### [EXERCISE DIRECTIONS]
Look for the word "this" in the entries below, then copy every line that has it.

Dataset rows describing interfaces

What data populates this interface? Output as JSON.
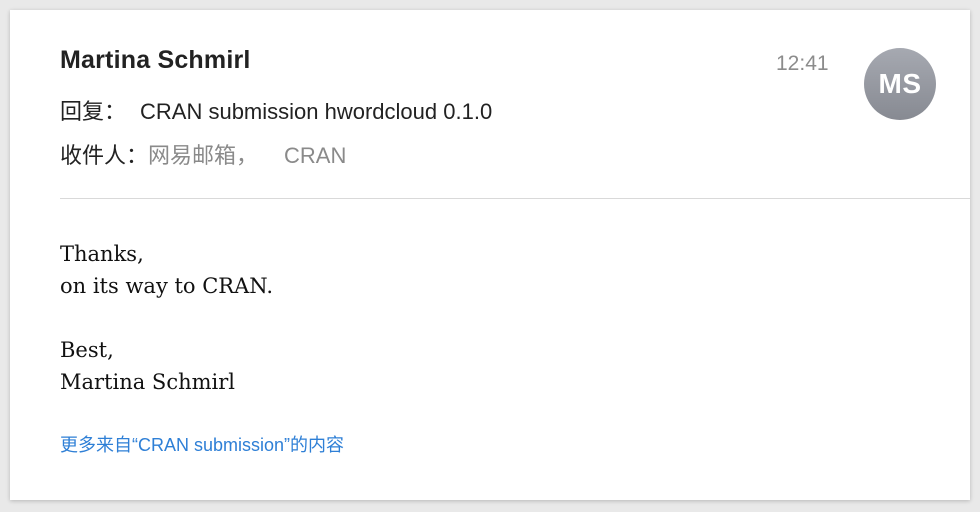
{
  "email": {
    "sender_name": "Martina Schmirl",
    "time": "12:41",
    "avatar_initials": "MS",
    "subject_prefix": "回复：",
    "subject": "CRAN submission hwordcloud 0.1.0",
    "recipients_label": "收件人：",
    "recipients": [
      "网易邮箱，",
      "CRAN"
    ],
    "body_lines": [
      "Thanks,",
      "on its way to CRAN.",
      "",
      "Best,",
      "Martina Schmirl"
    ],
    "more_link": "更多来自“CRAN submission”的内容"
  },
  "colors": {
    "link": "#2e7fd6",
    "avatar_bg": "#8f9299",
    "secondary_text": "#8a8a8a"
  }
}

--

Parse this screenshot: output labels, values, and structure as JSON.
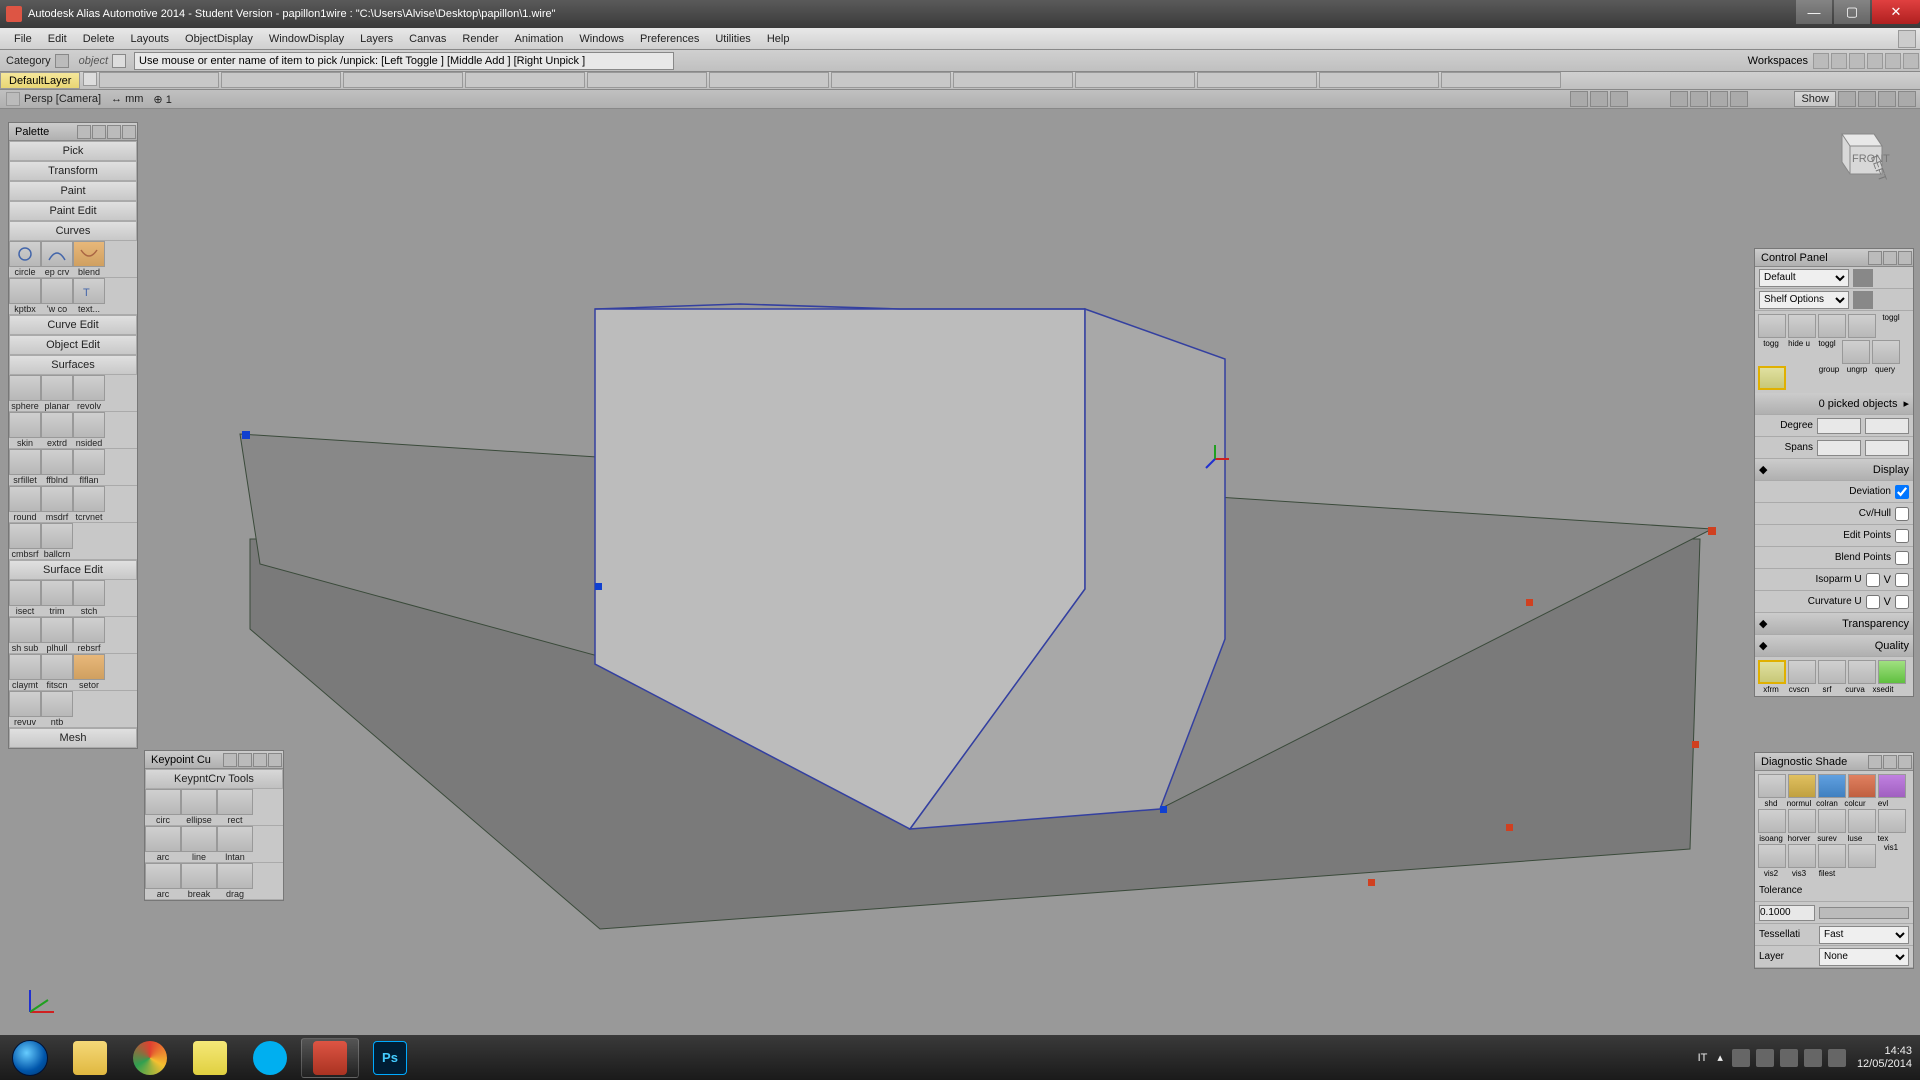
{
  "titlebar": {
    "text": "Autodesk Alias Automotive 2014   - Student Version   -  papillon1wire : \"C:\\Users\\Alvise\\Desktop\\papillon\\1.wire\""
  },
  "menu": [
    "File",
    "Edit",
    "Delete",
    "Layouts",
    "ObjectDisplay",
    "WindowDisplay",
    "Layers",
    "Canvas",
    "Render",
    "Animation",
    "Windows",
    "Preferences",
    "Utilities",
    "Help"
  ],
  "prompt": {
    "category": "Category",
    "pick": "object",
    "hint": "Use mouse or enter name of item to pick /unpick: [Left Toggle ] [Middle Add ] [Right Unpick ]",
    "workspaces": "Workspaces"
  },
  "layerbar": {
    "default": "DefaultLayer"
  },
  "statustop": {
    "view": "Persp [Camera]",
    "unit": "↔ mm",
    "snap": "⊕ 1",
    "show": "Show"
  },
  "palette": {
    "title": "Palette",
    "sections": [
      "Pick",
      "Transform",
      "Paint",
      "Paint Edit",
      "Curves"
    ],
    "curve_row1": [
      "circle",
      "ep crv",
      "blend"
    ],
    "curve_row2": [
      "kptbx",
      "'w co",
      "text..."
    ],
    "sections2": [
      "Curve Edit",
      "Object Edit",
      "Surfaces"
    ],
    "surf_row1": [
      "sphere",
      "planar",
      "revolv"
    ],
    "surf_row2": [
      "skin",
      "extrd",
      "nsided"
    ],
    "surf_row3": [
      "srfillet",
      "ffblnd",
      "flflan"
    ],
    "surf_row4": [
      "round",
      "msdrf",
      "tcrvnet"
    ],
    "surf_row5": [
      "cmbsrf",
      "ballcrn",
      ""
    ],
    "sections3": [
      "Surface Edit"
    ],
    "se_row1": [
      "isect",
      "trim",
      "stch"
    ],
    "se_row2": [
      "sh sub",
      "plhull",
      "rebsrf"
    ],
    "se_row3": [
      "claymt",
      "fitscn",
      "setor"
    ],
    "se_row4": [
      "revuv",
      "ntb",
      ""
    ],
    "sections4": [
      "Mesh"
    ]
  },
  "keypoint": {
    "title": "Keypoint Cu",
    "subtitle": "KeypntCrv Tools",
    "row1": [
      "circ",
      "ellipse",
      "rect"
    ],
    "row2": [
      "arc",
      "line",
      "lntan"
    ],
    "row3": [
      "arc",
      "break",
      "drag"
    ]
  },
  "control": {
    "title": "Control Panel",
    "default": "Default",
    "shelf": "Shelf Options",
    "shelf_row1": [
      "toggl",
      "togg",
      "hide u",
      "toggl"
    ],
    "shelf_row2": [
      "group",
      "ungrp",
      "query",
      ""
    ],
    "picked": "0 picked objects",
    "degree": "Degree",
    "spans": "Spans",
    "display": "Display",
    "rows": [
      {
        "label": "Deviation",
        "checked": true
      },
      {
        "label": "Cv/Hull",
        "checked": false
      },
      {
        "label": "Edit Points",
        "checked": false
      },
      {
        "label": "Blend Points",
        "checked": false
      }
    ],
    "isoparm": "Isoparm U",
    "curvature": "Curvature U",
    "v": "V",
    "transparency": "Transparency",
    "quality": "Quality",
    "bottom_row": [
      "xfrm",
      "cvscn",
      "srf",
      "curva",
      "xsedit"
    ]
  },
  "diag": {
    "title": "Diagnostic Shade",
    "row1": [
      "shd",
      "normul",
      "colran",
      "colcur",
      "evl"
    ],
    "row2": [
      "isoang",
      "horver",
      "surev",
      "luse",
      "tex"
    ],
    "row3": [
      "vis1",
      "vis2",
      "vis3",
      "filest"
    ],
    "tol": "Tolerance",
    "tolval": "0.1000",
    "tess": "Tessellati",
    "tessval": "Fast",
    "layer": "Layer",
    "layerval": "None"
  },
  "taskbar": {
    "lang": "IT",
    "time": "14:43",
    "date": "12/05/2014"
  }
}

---

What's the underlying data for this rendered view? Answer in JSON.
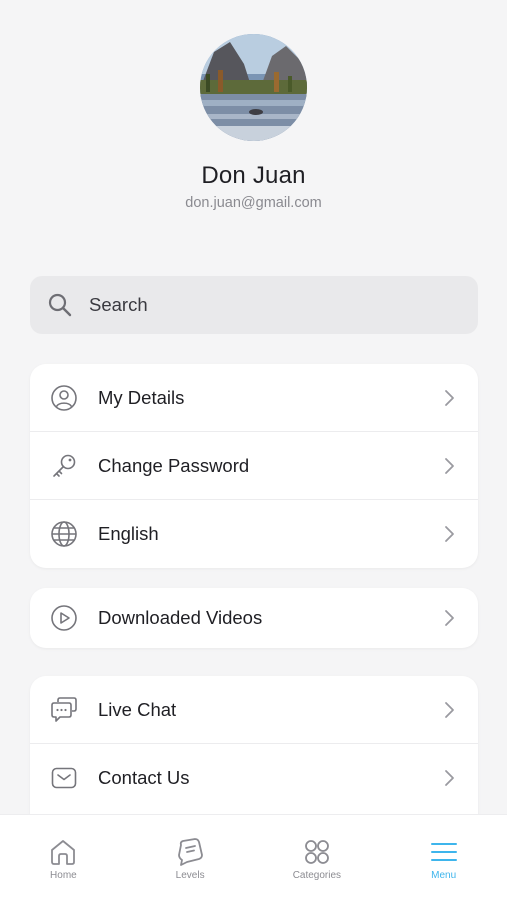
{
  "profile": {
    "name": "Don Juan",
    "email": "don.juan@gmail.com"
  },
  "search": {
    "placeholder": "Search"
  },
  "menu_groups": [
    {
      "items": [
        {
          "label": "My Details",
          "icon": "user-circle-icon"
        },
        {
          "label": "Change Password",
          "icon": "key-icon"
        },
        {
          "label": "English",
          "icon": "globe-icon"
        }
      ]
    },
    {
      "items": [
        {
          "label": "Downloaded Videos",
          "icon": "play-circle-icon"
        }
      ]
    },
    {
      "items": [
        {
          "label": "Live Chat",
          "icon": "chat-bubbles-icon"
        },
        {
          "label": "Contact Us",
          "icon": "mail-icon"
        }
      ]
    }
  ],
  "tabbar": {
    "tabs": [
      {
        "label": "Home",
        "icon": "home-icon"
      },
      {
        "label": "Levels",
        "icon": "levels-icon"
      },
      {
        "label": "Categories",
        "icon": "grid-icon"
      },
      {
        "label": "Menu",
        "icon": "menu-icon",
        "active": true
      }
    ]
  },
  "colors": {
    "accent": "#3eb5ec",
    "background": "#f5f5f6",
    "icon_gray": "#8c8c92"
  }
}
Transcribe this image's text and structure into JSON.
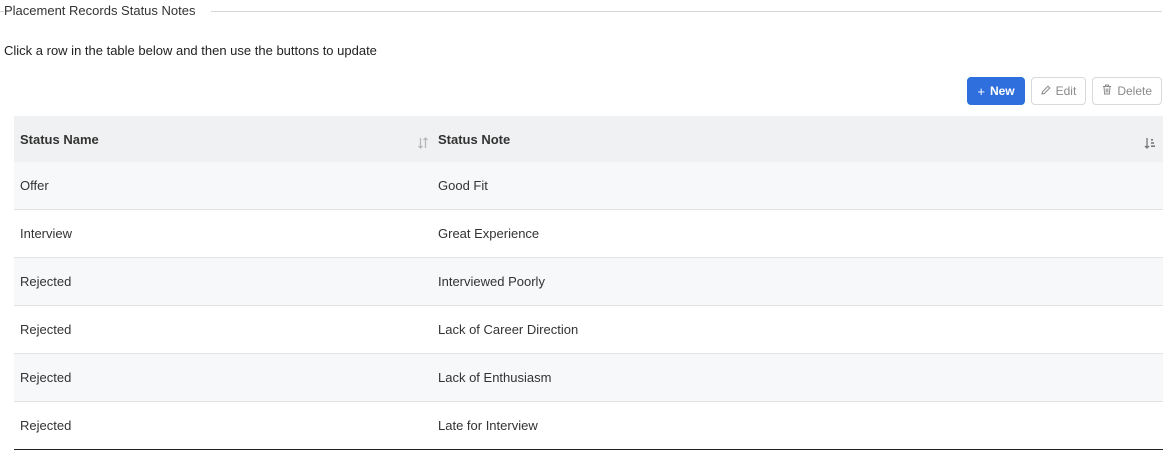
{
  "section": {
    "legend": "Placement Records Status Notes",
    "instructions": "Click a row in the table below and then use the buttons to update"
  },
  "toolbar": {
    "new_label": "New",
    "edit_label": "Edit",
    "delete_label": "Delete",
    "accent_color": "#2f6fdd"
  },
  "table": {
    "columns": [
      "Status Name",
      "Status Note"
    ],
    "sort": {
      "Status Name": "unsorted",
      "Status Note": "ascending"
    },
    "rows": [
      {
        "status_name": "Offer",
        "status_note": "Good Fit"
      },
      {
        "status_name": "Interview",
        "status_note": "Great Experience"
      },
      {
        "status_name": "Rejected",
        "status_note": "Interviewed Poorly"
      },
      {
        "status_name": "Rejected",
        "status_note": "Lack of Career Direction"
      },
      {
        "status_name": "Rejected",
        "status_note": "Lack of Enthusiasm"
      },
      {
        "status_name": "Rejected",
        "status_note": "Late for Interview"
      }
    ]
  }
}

### [WORKED SOLUTION]
What data populates this interface? Output as JSON.
Parse this screenshot: output labels, values, and structure as JSON.
What's the underlying data for this rendered view? Answer in JSON.
Transcribe this image's text and structure into JSON.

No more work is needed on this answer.